TUNIS, Tunisia, Jan 16 (KATAKAMI.COM / AP) – Tunisian police arrested the head of the presidential guard Sunday and dozens of others suspected in drive-by shootings, trying to restore calm to the North African nation after the historic ouster of its longtime strongman.
Tunisians and observers worldwide were looking for signs about which way the country would turn as a new leadership sought to tamp down the looting, arson attacks and random violence since autocratic President Zine El Abidine Ben Ali was driven from power Friday.
Police arrested the head of Ben Ali’s presidential guard, Ali Seriati, and several colleagues over accusations they had plotted against state security, the state news agency TAP reported Sunday. Other details were not immediately available, but security agents had often fired on unarmed protesters in the last month.
More than 50 people have been arrested since Saturday on suspicion of using ambulances, rental cars and civil protection vehicles for random shootings, a police official told The Associated Press. A crowd of 200 in central Tunis cheered Sunday as police drove away one ambulance and arrested its driver.
“Criminals are using ambulances to fire on people,” a police official in charge of security told the AP, showing his badge but declining to give his name.
Dozens of people have died in a month of clashes between police and protesters angry about the repression and corruption during Ben Ali’s rule — unrest that ultimately marked the end of his 23-year regime.
A soldier fired shots in the air Sunday near Tunis’ main train station — which had been turned into a blackened carcass — to warn that a gathering of more than three people is banned under the state of emergency law.
Police insisted that gunfire heard overnight was only the firing of warning shots. One soldier stationed near the train station said, “We are with the Tunisians, we are all brothers.”

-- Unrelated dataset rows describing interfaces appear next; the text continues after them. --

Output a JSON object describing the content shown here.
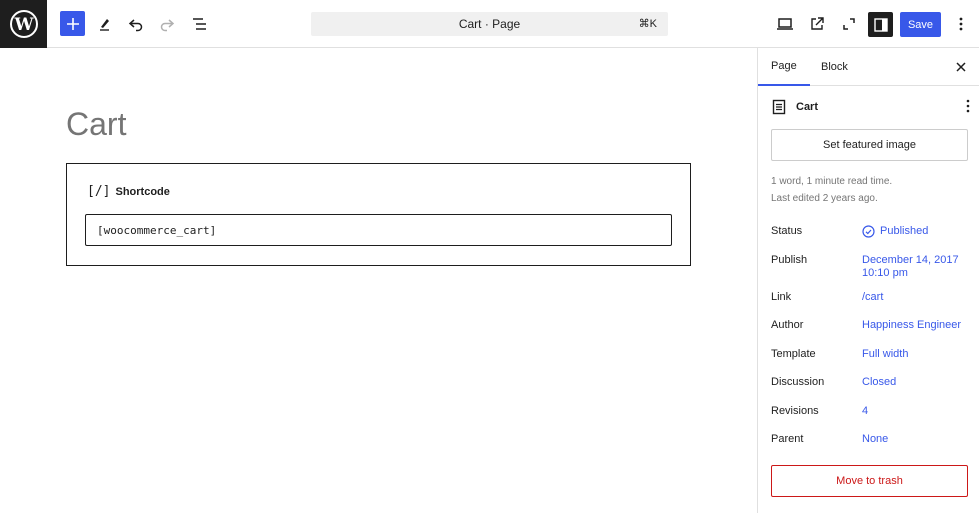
{
  "toolbar": {
    "command_title": "Cart · Page",
    "command_shortcut": "⌘K",
    "save_label": "Save"
  },
  "editor": {
    "page_title": "Cart",
    "block_label": "Shortcode",
    "block_glyph": "[/]",
    "shortcode_value": "[woocommerce_cart]"
  },
  "sidebar": {
    "tabs": [
      {
        "label": "Page"
      },
      {
        "label": "Block"
      }
    ],
    "doc_title": "Cart",
    "featured_label": "Set featured image",
    "read_time": "1 word, 1 minute read time.",
    "last_edited": "Last edited 2 years ago.",
    "rows": [
      {
        "key": "Status",
        "value": "Published"
      },
      {
        "key": "Publish",
        "value": "December 14, 2017 10:10 pm"
      },
      {
        "key": "Link",
        "value": "/cart"
      },
      {
        "key": "Author",
        "value": "Happiness Engineer"
      },
      {
        "key": "Template",
        "value": "Full width"
      },
      {
        "key": "Discussion",
        "value": "Closed"
      },
      {
        "key": "Revisions",
        "value": "4"
      },
      {
        "key": "Parent",
        "value": "None"
      }
    ],
    "trash_label": "Move to trash"
  },
  "colors": {
    "accent": "#3858e9",
    "danger": "#cc1818",
    "dark": "#1e1e1e"
  },
  "icons": [
    "wordpress-logo-icon",
    "plus-icon",
    "pen-icon",
    "undo-icon",
    "redo-icon",
    "list-view-icon",
    "desktop-icon",
    "external-link-icon",
    "fullscreen-icon",
    "sidebar-icon",
    "more-vertical-icon",
    "close-icon",
    "page-icon",
    "check-circle-icon"
  ]
}
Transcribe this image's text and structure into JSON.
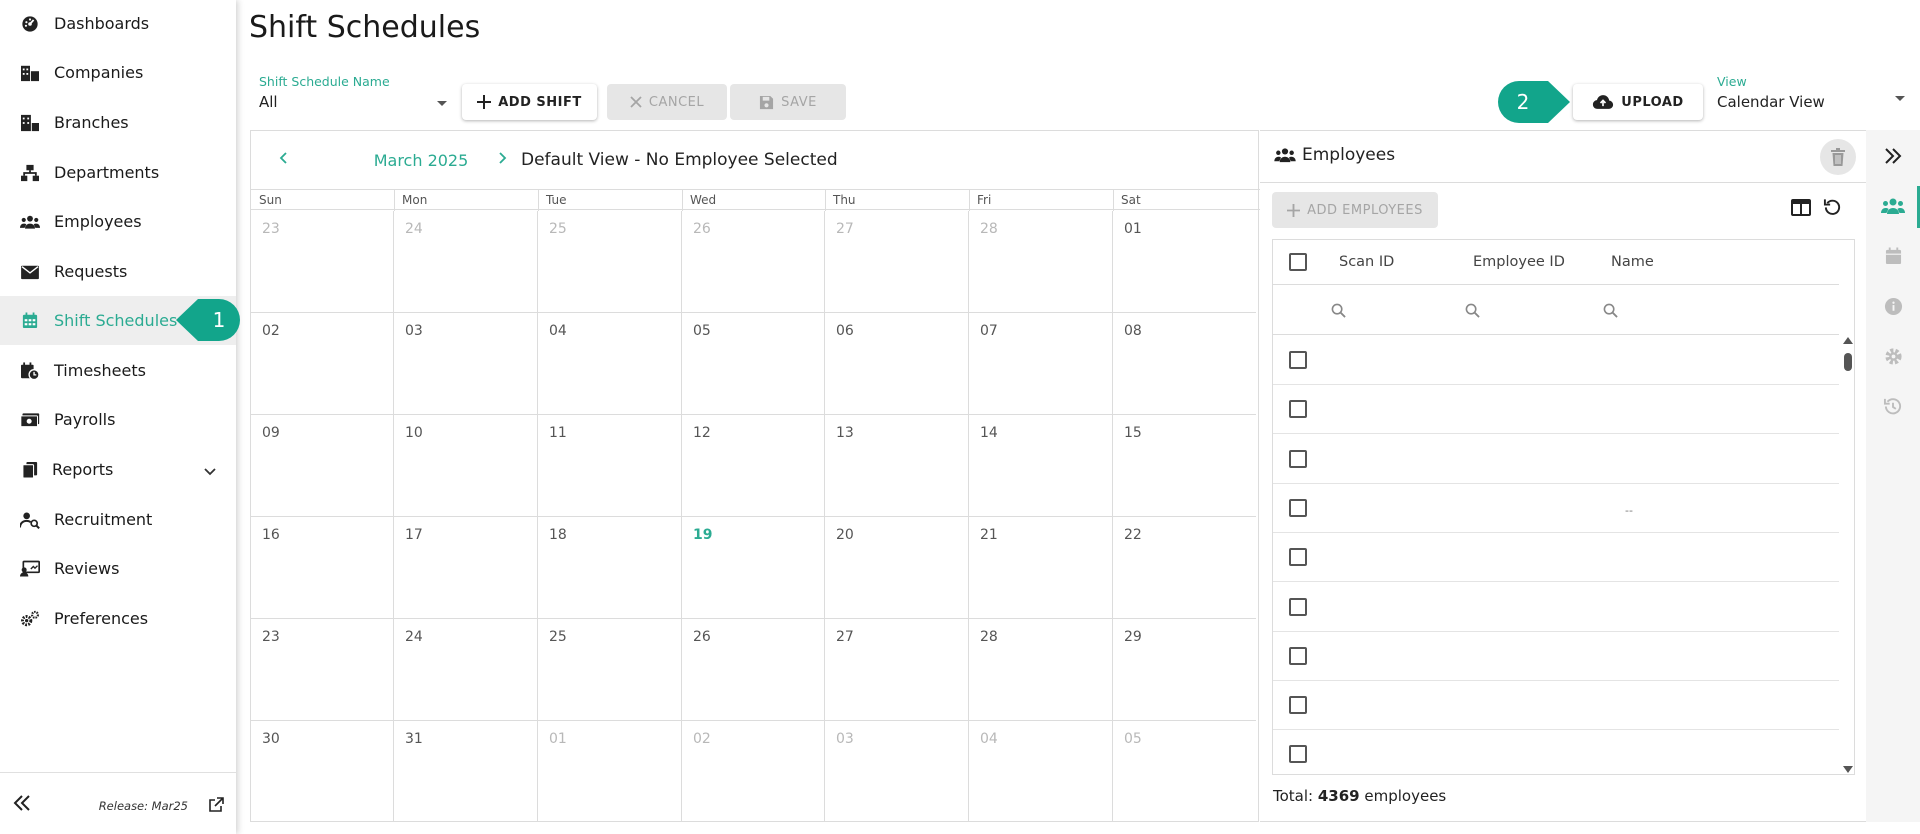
{
  "sidebar": {
    "items": [
      {
        "label": "Dashboards",
        "icon": "dashboard-icon"
      },
      {
        "label": "Companies",
        "icon": "companies-icon"
      },
      {
        "label": "Branches",
        "icon": "branches-icon"
      },
      {
        "label": "Departments",
        "icon": "departments-icon"
      },
      {
        "label": "Employees",
        "icon": "employees-icon"
      },
      {
        "label": "Requests",
        "icon": "requests-icon"
      },
      {
        "label": "Shift Schedules",
        "icon": "calendar-icon",
        "active": true
      },
      {
        "label": "Timesheets",
        "icon": "timesheets-icon"
      },
      {
        "label": "Payrolls",
        "icon": "payrolls-icon"
      },
      {
        "label": "Reports",
        "icon": "reports-icon",
        "has_children": true
      },
      {
        "label": "Recruitment",
        "icon": "recruitment-icon"
      },
      {
        "label": "Reviews",
        "icon": "reviews-icon"
      },
      {
        "label": "Preferences",
        "icon": "preferences-icon"
      }
    ],
    "release": "Release: Mar25"
  },
  "badges": {
    "one": "1",
    "two": "2"
  },
  "header": {
    "title": "Shift Schedules",
    "schedule_name_label": "Shift Schedule Name",
    "schedule_name_value": "All",
    "add_shift": "ADD SHIFT",
    "cancel": "CANCEL",
    "save": "SAVE",
    "upload": "UPLOAD",
    "view_label": "View",
    "view_value": "Calendar View"
  },
  "calendar": {
    "month": "March 2025",
    "view_text": "Default View - No Employee Selected",
    "weekdays": [
      "Sun",
      "Mon",
      "Tue",
      "Wed",
      "Thu",
      "Fri",
      "Sat"
    ],
    "weeks": [
      [
        "23",
        "24",
        "25",
        "26",
        "27",
        "28",
        "01"
      ],
      [
        "02",
        "03",
        "04",
        "05",
        "06",
        "07",
        "08"
      ],
      [
        "09",
        "10",
        "11",
        "12",
        "13",
        "14",
        "15"
      ],
      [
        "16",
        "17",
        "18",
        "19",
        "20",
        "21",
        "22"
      ],
      [
        "23",
        "24",
        "25",
        "26",
        "27",
        "28",
        "29"
      ],
      [
        "30",
        "31",
        "01",
        "02",
        "03",
        "04",
        "05"
      ]
    ],
    "today": "19"
  },
  "employees": {
    "title": "Employees",
    "add_button": "ADD EMPLOYEES",
    "columns": [
      "Scan ID",
      "Employee ID",
      "Name"
    ],
    "row_dash": "--",
    "total_prefix": "Total: ",
    "total_count": "4369",
    "total_suffix": " employees"
  },
  "colors": {
    "accent": "#2bab92",
    "badge": "#12a58b"
  }
}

A well-known human rights advocate returned home to the embattled — but in many ways, hopeful — country in the midst of an unprecendented power shift for the Arab world. Souhayr Belhassen, president of the International Federation of Human Rights, arrived at Tunis’ airport and said her long-repressed countrymen appear poised for unprecedented freedoms.
A day of violence Saturday cast doubt on hopes for a smooth transition to a post-Ben Ali era: Assailants attacked police near the Interior Ministry, and looting and score-settling attacks besieged wealthy neighborhoods, department stores and shops.
Businesses owned by Ben Ali’s family were major targets of looters. The family of the ex-president’s wife, Leila Trabelsi, has financial interests in wide-ranging sectors from banking to car dealerships. A branch of the Zeitouna bank in Tunis founded by Ben Ali’s son-in-law was torched, as were vehicles made by Kia, Fiat and Porsche — brands distributed in Tunisia by members of the ruling family.
Tunisians are especially overjoyed at the prospect of life without Ben Ali’s wife and her family. U.S. diplomatic cables released by WikiLeaks discussed the high levels of nepotism and corruption displayed by her clan.
Tunisian media reported one brother-in-law of the president, Imed Trabelsi, was attacked by an angry mob at Tunis airport and died from his injuries. The reports could not be immediately confirmed.
Fouad Mebazaa, the former head of parliament’s lower house, was named interim president on Saturday and quickly ordered the creation of a national unity government that would include longtime opponents of Ben Ali. Elections must be held in 60 days.
“We can start to hope,” said a founder of the main opposition party, the Progressive Democratic Party, Nejib Chebbi. The question now, he said, is whether a new government will be pluralistic or again dominated by Ben Ali’s ruling RCD party. “If the RCD is dominant, we’re not out of the woods.”
The 74-year-old Ben Ali and some family members fled to Saudi Arabia. Other relatives were in France, but authorities said they were not welcome to remain.
Tunis’ airport reopened Saturday but a state of emergency continued. Thousands of tourists were being evacuated Sunday from the Mediterranean nation, whose wide beaches, deserts and ancient ruins are a strong draw for Europeans seeking relief from winter.
Street violence took a new form Saturday with roving gangs sacking homes in at least one wealthy neighborhood and residents, armed with golf clubs, forming self-styled vigilante committees.
Others worried about food shortages.
“This all happened in three days. Maybe tomorrow we can’t eat,” said Mohsen Yacoubi.
A Paris-based photojournalist, Lucas Mebrouk von Zabiensky, 32, of the EPA photo agency, died Sunday after being hit Friday in the face by a tear gas canister.
The downfall of Ben Ali, who had taken power in a bloodless coup in 1987, delivered a warning to other autocratic leaders in the Arab world.
The improved quality of life for many failed to keep up with the increased limits on civil rights like freedom of expression. The jobless rate is officially 14 percent, but is thought to be far higher among young who make up more than half of its 10 million people.
The self-immolation, and eventual death, of a 26-year-old university graduate selling fruits in central Tunisia last month triggered a series of protests that, relayed by social media like Facebook, spun into general anger against the regime. (*)